Fyte Onne, for Albion,
Her destiny is in your hands!
Fyte Onne, and don't give in,
No fighting Briton ever has!

As for violence, some fight songs cite specific methods, while others generalize. Fans of St. Olaf College in Minnesota issue a broad warning to rivals: "We fight fast and furious, our team is injurious."

Perhaps fittingly, the Air Force Academy fight song - "Off We Go (Into the Wild Blue Yonder)" - goes into more detail, promising to give the opposition a good strafing:

Here they come, zooming to meet our thunder,
At 'em boys, give 'er the gun!
Down we dive, spouting our flame from under
Off with one helluva roar!

But as the name suggests, most fight songs are about fighting. And fighting some more. University of Massachusetts fans sing:

Fight, fight, Massachusetts!

Fight, fight every play!
Fight, fight for a touchdown!
Fight all your might today!

Southern California fans strike a similar chord:

Fight on for ol' S.C.,
Our men fight on to victory.
Our alma mater dear
Looks up to you,
Fight on and win
For ol' S.C.
Fight on to victory
Fight on!

Some old fight songs are pacifist in nature, but they dispense with promises of violence in favor of getting drunk.

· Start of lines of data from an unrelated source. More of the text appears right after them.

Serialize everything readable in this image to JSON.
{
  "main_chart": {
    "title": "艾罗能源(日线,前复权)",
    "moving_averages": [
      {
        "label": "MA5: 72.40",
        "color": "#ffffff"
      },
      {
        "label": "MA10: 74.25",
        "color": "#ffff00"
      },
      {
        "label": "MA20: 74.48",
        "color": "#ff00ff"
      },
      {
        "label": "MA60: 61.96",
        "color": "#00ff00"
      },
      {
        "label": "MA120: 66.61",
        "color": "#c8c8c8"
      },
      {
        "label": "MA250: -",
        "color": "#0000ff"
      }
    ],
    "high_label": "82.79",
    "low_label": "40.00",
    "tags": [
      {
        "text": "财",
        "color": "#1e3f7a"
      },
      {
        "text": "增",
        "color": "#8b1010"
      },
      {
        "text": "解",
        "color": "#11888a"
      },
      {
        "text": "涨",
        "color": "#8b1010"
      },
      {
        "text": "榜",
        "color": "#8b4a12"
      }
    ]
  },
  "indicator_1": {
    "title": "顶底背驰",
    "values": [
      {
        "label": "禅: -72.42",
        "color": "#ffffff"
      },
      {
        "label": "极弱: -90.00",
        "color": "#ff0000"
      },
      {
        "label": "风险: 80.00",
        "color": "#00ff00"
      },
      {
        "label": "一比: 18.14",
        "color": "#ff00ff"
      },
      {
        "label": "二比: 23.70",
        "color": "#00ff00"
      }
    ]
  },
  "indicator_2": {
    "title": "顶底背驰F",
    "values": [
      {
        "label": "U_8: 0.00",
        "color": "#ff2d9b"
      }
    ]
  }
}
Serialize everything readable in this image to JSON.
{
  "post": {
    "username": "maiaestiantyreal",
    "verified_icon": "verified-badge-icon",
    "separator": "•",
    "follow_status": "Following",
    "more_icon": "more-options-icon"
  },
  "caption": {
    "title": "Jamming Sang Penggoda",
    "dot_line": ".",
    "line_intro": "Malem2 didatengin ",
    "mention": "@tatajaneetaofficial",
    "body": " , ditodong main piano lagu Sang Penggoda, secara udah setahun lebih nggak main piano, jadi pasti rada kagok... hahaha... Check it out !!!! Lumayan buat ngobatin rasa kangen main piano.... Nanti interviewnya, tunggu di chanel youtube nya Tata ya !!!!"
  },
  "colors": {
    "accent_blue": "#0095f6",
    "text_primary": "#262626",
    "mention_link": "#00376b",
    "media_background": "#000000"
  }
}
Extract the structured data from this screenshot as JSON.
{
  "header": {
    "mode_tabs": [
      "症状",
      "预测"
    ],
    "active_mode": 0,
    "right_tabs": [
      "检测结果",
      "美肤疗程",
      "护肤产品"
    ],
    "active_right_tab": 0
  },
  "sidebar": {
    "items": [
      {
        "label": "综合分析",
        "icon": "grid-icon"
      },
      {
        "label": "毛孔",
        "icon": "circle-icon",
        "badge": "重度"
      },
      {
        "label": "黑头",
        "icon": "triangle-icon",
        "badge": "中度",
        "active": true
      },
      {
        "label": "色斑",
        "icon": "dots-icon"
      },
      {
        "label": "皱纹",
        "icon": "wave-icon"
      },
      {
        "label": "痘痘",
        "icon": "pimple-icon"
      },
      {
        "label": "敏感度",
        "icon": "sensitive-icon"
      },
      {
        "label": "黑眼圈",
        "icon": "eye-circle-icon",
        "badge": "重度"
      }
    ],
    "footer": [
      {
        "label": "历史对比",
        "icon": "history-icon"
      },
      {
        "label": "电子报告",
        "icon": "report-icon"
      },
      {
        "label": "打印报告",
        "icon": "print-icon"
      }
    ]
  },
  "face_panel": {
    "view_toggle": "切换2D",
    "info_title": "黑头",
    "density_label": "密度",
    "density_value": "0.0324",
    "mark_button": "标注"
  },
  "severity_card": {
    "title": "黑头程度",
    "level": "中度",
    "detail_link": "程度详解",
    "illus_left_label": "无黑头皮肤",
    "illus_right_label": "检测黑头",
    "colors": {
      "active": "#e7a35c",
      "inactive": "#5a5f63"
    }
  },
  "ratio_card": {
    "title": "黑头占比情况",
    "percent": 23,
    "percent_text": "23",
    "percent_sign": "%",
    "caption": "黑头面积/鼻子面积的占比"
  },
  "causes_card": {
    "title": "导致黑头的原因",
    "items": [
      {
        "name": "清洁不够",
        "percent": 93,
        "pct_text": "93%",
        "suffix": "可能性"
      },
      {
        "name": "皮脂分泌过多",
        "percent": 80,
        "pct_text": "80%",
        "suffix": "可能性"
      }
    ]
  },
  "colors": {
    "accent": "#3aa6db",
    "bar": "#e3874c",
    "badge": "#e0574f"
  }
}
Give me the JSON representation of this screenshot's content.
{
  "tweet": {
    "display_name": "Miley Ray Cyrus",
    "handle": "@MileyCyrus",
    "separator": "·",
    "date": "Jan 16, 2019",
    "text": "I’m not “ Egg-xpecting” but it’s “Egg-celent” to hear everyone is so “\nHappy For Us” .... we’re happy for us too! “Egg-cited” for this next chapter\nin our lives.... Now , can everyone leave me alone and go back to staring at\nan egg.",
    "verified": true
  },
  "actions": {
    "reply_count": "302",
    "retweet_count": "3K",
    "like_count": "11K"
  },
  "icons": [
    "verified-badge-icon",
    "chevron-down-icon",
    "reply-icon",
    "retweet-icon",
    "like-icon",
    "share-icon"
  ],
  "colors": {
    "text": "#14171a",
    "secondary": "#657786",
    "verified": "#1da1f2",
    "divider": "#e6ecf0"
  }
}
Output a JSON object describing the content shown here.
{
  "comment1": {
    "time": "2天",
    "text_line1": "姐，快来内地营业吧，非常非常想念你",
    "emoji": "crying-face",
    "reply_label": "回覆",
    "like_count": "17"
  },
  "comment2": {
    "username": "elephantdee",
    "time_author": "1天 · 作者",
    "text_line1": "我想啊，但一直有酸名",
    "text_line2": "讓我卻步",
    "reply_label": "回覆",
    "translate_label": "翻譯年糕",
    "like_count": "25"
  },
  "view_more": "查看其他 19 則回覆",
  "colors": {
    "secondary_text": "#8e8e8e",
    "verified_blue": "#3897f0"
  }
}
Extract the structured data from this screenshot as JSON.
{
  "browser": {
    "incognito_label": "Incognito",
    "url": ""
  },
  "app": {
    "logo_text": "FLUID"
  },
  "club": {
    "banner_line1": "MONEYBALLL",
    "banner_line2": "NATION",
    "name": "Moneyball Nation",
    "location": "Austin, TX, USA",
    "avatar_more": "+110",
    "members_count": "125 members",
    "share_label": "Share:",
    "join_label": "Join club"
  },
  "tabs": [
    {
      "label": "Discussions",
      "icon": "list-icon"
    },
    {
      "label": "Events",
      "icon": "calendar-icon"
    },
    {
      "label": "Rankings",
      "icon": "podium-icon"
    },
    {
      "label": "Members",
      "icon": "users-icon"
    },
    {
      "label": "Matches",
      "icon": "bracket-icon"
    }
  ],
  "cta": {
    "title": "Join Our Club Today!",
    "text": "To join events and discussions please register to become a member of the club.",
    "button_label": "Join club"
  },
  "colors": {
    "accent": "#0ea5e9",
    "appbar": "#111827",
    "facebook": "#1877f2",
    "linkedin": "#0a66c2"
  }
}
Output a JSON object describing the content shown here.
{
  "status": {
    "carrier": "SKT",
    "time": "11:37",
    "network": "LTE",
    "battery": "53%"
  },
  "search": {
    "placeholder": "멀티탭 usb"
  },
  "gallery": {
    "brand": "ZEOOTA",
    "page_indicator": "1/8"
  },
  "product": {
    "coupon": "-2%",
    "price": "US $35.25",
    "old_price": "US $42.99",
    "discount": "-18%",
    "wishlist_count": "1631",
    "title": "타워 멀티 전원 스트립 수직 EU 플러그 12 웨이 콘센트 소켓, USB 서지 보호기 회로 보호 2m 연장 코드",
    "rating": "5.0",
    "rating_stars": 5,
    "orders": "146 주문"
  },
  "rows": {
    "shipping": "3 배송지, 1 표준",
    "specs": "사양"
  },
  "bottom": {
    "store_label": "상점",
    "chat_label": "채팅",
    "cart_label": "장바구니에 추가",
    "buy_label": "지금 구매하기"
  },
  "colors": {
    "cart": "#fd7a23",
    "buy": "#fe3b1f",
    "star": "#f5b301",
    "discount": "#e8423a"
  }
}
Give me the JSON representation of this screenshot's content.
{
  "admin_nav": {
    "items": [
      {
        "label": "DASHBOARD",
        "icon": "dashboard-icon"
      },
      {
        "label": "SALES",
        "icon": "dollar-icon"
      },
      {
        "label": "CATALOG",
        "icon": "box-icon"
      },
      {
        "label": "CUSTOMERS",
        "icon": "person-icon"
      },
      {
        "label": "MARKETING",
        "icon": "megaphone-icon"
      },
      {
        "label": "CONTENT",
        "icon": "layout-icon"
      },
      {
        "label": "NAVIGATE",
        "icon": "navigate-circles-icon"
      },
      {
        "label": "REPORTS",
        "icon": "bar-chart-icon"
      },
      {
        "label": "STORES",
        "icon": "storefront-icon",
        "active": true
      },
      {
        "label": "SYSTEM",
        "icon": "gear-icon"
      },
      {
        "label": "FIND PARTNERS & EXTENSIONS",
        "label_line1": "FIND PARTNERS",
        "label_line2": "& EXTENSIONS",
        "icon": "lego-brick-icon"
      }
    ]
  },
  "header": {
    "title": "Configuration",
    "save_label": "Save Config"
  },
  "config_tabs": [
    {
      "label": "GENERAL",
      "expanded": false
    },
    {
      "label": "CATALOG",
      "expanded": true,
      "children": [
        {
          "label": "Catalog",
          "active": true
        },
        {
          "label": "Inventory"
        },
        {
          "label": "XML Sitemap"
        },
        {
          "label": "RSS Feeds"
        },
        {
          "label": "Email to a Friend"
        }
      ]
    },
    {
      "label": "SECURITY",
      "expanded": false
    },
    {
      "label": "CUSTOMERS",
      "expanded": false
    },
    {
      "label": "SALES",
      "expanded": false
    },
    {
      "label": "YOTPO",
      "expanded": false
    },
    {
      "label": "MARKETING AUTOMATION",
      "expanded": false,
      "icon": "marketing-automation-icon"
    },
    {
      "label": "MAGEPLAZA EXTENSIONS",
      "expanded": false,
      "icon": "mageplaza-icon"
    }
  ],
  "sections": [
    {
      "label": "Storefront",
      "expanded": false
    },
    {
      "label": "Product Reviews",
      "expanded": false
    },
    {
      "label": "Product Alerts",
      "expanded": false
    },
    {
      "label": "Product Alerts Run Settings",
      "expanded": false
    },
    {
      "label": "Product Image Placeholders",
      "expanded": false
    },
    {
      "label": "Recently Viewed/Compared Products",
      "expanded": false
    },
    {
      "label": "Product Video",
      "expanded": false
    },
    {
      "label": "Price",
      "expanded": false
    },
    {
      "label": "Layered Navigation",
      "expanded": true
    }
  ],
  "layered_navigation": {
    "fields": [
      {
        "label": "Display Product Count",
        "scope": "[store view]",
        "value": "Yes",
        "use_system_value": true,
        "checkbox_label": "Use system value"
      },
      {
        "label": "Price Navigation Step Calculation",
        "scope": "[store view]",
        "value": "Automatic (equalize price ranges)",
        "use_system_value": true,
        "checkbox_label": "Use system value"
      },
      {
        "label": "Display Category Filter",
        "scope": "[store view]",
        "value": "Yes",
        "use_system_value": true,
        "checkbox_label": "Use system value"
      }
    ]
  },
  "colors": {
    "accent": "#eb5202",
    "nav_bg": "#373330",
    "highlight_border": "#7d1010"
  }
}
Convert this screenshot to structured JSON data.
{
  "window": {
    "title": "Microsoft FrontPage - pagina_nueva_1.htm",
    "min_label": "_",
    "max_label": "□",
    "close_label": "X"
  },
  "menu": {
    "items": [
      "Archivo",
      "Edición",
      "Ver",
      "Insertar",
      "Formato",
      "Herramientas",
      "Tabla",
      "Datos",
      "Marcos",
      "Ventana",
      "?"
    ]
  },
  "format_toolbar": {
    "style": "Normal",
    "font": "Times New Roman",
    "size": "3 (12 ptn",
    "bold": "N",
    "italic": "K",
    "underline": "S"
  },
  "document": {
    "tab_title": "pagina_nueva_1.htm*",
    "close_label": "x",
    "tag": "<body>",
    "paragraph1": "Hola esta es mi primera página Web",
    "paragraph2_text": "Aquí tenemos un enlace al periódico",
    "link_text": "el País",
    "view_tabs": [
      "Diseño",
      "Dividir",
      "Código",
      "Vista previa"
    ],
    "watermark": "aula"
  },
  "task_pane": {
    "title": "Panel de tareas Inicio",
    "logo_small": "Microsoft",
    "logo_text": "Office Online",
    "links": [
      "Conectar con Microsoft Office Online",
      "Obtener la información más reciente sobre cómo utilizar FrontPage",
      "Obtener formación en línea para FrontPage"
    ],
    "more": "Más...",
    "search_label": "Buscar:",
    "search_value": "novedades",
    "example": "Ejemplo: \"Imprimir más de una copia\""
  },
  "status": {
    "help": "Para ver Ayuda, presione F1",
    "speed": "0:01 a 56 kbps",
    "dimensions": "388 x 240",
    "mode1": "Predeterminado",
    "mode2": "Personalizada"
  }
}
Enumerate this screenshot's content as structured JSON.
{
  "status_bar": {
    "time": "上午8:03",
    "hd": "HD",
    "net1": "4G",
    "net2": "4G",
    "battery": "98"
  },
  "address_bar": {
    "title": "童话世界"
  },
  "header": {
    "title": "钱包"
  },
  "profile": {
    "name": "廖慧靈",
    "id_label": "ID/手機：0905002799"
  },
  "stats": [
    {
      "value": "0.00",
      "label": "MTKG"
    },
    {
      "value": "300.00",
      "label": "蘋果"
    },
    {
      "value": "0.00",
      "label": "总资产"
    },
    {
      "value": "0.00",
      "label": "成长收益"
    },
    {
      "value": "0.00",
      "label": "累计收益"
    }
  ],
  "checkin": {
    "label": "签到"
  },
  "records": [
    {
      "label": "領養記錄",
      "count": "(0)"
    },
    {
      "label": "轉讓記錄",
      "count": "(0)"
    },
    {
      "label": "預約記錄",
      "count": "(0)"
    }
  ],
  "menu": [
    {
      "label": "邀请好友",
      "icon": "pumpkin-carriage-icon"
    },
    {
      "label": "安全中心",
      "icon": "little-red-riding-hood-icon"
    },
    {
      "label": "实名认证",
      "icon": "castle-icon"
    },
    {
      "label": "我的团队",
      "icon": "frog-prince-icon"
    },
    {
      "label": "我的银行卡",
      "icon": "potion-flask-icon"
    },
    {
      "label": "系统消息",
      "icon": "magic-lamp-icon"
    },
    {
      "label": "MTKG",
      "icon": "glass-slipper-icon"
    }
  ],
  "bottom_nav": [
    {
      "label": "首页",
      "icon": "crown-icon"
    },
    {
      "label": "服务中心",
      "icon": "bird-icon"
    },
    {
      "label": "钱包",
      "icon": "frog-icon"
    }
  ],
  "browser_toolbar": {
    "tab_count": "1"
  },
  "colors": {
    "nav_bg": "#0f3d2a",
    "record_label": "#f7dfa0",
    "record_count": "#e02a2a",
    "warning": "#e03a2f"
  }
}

The New Mexico State fight song declares:

Aggies, oh Aggies
We'll win this game or know the reason why
And when we win this game
We'll buy a keg of booze
And we'll drink to the Aggies
'Til we wobble in our shoes

As for Cal's new song, Calonico said it was too early to know how well it would be integrated into the actual games.

"A lot of old blues said they love it," he said, using the term for Cal alumni.

At games, he said: "It still hasn't really caught on. We've plastered the words up on the Jumbotron so that people will sing along."

Asked if he would recommend that other universities amend their fight songs, Calonico said, "It's what worked for us."

Nifty multimedia postscript: to listen to any of these songs, mosey on over here.